10. Chicka Chicka Boom Boom by Bill Martin Jr. A rhyming stories of letters racing up a coconut tree is interspered with a repetitive jingle. Kids can't help but join in the silly sounding words in this book.

11. The Napping House by Audrey and Don Wood As a child, a cat, a dog, a mouse and a flea pile into bed with a sleeping Grandma in this story, the reader gets to experience a predictable pattern of text.
12. The Chick and the Duckling  by Mirra Ginsburg When a duckling is born moments before a baby chick, the chick admires the older duckling and copies each of his actions with a repetitive "me too". The ending of this book is a fun surprise for kids!
13. Have you seen my cat? by Eric Carle In this story, a little boy loses his cat and travels the world asking "Have you seen my cat?" The repetitive phrase, "This is not my cat" will be wonderful for children to chime in.
14. It looked like Spilt Milk by Charles G. Shaw In this story, a white shape on a blue background changes with each page turn. The repeating phrase, "It looked like..." allows children to join in on a guess. This is one your child will be able to "read" independently long before they can actually decode text.
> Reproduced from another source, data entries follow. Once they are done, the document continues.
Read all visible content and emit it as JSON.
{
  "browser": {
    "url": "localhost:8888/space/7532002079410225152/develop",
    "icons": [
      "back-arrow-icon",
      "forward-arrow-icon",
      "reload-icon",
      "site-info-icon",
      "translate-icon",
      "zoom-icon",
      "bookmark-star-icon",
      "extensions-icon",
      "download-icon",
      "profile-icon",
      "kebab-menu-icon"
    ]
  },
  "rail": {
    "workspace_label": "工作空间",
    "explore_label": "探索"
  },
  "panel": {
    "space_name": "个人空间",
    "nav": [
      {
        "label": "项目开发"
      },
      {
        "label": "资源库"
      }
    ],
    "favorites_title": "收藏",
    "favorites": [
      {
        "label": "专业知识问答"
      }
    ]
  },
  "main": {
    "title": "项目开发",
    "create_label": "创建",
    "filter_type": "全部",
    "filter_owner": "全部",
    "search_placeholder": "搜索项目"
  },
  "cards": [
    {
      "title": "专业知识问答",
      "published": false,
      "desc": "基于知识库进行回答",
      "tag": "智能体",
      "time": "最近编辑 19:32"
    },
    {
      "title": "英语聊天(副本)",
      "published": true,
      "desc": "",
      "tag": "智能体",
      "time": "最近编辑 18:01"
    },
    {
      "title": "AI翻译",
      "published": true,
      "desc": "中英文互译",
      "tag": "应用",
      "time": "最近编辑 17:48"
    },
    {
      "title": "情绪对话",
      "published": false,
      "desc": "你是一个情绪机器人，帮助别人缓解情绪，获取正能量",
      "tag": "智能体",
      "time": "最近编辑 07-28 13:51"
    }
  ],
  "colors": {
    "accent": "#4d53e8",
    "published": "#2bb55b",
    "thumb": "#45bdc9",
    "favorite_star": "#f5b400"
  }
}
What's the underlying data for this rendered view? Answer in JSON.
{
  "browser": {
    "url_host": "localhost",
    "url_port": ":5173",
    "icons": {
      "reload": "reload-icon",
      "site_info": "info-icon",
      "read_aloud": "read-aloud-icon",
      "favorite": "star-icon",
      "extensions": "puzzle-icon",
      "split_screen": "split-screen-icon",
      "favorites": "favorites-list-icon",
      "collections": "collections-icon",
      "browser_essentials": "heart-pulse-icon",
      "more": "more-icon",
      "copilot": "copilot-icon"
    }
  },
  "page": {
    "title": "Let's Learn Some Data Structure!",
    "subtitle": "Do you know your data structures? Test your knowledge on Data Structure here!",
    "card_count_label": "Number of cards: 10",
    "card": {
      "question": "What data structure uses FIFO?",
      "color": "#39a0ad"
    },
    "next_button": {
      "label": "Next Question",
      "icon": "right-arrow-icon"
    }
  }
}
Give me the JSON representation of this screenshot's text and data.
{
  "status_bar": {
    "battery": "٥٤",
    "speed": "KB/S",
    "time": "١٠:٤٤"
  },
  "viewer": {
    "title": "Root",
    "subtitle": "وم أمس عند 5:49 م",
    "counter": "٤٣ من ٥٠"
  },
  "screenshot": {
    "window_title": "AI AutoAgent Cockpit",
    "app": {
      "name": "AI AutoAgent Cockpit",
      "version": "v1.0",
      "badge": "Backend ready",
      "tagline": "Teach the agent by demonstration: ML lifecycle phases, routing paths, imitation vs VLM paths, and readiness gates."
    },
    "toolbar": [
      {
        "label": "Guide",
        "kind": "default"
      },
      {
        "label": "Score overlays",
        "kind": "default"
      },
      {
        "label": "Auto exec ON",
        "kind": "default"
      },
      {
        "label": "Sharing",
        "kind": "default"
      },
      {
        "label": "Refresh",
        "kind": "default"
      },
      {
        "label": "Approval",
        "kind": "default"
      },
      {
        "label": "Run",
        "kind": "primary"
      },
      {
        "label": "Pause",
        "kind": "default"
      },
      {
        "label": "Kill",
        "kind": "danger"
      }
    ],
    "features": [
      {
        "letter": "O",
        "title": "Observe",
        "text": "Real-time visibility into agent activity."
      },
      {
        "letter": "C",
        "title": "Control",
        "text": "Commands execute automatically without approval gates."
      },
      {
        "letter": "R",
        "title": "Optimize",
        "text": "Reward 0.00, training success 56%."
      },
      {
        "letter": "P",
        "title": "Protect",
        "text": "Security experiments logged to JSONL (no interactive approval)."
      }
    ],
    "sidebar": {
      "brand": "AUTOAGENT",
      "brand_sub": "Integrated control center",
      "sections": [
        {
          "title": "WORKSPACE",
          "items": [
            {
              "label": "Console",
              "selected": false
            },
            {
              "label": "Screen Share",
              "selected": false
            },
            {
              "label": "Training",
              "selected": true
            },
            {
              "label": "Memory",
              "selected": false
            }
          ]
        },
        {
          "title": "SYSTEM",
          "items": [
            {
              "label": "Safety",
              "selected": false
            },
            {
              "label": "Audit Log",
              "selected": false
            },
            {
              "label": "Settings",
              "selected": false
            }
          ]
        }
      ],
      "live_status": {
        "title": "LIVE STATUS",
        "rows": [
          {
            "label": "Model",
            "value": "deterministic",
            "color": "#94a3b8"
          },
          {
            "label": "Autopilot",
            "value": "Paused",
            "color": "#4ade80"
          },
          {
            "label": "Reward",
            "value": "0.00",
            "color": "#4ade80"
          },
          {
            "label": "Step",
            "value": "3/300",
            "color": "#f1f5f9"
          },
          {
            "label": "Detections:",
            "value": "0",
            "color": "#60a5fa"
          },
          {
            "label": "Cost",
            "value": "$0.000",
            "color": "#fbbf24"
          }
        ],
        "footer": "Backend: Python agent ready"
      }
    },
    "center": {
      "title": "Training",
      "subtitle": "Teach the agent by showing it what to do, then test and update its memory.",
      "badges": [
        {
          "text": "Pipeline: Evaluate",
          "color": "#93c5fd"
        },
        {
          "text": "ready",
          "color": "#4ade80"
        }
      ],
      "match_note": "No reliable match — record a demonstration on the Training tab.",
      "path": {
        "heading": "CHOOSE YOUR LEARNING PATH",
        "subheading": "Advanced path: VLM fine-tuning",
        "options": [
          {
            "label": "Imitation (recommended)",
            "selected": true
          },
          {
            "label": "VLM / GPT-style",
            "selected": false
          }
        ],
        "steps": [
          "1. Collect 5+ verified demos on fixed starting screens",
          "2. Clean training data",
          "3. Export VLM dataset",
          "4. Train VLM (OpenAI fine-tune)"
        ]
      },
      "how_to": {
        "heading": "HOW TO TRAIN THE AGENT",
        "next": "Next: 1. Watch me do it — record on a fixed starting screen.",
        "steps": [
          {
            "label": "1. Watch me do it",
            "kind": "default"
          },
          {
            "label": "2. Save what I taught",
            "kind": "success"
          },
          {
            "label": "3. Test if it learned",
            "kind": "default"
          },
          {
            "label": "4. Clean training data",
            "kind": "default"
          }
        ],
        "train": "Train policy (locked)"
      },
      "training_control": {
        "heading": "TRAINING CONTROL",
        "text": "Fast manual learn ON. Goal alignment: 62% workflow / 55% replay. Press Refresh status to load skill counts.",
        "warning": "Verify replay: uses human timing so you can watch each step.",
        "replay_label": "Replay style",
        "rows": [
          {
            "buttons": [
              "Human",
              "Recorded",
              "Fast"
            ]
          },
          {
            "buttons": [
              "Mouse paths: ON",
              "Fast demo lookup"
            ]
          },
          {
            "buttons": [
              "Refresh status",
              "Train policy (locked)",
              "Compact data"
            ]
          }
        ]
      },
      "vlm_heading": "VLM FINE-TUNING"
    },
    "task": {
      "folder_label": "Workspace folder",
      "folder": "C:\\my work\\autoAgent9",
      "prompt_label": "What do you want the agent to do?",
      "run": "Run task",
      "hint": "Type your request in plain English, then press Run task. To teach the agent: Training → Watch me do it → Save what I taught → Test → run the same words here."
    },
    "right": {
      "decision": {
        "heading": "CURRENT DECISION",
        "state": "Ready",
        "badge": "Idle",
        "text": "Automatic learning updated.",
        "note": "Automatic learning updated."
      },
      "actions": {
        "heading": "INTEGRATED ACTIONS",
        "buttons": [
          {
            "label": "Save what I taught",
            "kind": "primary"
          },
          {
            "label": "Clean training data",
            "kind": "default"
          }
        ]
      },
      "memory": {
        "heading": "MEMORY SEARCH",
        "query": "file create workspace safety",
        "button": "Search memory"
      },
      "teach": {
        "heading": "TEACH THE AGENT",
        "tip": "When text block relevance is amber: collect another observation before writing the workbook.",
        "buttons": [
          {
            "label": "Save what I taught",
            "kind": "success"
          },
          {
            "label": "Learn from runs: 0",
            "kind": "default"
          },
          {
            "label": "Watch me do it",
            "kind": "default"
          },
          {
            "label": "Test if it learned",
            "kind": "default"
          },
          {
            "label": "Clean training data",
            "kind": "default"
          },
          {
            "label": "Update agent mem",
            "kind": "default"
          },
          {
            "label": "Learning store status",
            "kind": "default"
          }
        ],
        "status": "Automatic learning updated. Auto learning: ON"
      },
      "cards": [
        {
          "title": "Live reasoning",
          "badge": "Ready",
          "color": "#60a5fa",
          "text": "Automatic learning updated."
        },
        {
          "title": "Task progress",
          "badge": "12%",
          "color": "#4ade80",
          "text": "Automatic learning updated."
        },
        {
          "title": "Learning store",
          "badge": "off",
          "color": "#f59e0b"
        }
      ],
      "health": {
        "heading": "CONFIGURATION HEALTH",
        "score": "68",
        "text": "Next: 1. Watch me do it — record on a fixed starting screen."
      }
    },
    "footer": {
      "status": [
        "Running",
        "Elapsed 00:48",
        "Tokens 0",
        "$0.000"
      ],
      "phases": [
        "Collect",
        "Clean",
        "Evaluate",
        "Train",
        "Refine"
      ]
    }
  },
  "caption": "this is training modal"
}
15. Silly Sally by Audrey Wood Silly Sally and her friends parade into town in this cummulative rhyming text.
16. Jump, Frog, Jump by Robert Kaplan This is a cummulative tale of a frog who tried to catch a fly but then found himself in the place of the prey. He escapes many attempts at being eaten when readers shout, "Jump, frog, Jump!"

3 Repetitive Texts that will engage your child's emotions: When your child reads the repetitive phrase in these books, they are able to express the characters emotions. It's a safe way for your child to express being grouchy, mad, or scared!
17. The Grouchy Ladybug by  Eric Carle While this book does focus on a grouchy ladybug who thinks he is big stuff and wants to stir up fights, it allows children to join in expressing a phrase they have all felt. They are able to sassily say, "Oh yeah, want to fight?" in a safe environment.
18. Alexander and the Terrible, Horrible, No Good, Very Bad Day by Judith Viorist This is a longer text embedded with the repetitive text, "It was a terrible, horrible, no good, very bad day." The story is one that children (and adults) can relate to. Reading the book can be almost therupetic.
19. The Little Old Lady Who Wasn't Afraid of Anything by Linda D. Williams In this book, children repeat the sounds that a little old lady hears in the woods. The suspense in this book builds, but the ending is funny rather than scary!

1 Repetitive Nonfiction Text: Every collection should have some nonfiction. I am working on growing our nonfiction selections as my boys LOVE it!
20. My five sense by Aliki This book explores the five senses. Several of the pages have a repeating pattern and your child will love to try and read these pages.

The best part of repetitive books is that your child will want to hear them over and over again. In fact, your child needs to hear these texts over and over again! The more they hear them, the sooner they'll join in the reading! You can add a few of these to your library and have books that will last for a long time!

Here's where I am linking up:
 Book Sharing Monday,Kids Co-op, What My Child is ReadingThe Sunday Showcase, The Learning Laboratory